◆ **REQUIRED ACTION**: As you look over the data below, please find each line where the word "Displays" appears, then copy it.

AVAILABLE DATA: Begin

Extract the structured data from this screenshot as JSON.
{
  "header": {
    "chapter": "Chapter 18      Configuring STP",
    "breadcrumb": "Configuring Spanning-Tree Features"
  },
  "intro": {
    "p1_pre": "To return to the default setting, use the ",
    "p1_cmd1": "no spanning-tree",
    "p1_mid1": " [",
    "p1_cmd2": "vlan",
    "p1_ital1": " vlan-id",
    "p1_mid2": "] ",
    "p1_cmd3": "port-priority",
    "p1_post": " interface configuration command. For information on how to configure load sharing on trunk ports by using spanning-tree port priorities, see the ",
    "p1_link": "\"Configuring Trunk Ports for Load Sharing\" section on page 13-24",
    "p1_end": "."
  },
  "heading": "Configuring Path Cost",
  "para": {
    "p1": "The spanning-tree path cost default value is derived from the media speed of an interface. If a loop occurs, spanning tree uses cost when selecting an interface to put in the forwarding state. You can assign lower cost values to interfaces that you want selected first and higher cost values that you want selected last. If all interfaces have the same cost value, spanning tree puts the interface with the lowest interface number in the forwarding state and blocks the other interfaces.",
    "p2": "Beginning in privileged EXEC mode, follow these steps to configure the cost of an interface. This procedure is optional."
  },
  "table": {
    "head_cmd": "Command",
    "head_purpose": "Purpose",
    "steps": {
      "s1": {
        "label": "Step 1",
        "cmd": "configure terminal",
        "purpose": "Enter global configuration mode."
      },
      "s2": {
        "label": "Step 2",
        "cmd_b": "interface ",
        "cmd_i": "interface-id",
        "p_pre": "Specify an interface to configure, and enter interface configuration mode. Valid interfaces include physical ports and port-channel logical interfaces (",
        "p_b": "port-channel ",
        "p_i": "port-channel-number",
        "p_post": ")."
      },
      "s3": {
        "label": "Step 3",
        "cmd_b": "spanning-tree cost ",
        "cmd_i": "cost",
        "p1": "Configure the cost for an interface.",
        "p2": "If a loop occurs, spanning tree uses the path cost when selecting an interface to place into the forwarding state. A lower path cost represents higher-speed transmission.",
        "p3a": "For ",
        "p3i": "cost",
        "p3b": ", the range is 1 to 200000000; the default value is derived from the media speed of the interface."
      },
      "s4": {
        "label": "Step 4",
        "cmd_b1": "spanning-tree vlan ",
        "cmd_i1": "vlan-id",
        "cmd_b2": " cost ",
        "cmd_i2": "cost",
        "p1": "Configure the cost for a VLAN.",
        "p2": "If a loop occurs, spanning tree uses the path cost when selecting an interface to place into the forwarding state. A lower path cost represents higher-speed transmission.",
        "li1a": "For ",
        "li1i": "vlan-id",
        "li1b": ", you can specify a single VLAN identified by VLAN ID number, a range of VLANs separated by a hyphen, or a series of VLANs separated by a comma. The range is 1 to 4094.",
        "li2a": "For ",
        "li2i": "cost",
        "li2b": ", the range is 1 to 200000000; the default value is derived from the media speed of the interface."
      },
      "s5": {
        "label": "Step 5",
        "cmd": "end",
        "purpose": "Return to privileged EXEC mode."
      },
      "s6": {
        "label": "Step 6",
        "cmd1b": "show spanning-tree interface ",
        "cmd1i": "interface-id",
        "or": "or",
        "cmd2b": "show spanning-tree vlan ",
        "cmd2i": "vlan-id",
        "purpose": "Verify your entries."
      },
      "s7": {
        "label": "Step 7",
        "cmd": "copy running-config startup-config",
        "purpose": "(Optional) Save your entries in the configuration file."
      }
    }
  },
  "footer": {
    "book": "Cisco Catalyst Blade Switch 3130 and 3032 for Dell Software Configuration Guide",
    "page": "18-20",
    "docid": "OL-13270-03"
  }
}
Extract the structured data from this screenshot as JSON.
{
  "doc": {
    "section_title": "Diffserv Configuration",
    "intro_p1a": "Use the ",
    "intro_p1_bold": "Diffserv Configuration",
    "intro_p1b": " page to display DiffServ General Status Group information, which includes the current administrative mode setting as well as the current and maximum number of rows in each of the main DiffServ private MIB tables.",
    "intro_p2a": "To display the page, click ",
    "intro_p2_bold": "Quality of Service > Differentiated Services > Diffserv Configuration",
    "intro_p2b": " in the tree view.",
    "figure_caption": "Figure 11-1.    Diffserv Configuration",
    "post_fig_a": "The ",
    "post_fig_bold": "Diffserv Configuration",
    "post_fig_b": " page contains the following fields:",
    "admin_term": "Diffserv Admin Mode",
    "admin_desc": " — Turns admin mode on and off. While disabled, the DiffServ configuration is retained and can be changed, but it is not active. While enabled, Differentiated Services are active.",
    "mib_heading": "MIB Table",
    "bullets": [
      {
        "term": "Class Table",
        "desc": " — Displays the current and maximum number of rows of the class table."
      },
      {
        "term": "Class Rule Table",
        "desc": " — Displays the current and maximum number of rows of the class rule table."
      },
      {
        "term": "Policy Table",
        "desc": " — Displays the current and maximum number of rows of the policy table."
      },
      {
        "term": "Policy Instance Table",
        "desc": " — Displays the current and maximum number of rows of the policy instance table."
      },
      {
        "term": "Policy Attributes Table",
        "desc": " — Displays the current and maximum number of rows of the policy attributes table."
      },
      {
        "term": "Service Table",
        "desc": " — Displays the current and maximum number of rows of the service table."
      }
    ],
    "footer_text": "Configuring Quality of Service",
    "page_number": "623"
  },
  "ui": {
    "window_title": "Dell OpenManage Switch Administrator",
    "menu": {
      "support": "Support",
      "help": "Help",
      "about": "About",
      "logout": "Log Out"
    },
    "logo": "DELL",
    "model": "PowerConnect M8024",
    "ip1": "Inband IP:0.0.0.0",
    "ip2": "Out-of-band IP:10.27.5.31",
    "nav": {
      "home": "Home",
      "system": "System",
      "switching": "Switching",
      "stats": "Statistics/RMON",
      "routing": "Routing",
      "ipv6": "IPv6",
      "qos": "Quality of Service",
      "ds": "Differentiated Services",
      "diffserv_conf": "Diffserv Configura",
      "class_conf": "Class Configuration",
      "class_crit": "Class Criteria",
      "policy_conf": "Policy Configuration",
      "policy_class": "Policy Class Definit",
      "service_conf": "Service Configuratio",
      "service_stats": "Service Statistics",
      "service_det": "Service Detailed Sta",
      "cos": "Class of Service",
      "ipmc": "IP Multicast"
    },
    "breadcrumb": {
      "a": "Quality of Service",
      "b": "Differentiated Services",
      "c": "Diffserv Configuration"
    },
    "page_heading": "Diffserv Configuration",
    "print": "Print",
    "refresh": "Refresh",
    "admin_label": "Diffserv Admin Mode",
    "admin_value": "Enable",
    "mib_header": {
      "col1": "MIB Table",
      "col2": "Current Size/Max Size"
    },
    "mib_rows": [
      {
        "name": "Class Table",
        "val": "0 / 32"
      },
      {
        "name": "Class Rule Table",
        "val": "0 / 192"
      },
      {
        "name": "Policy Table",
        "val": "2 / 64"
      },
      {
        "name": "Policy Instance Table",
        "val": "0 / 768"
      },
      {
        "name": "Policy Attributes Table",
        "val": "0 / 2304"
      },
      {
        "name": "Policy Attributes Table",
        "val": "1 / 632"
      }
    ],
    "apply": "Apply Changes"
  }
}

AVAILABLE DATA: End

◆ **THE COMPLETED TASK**:
        "desc": " — Displays the current and maximum number of rows of the class table."
        "desc": " — Displays the current and maximum number of rows of the class rule table."
        "desc": " — Displays the current and maximum number of rows of the policy table."
        "desc": " — Displays the current and maximum number of rows of the policy instance table."
        "desc": " — Displays the current and maximum number of rows of the policy attributes table."
        "desc": " — Displays the current and maximum number of rows of the service table."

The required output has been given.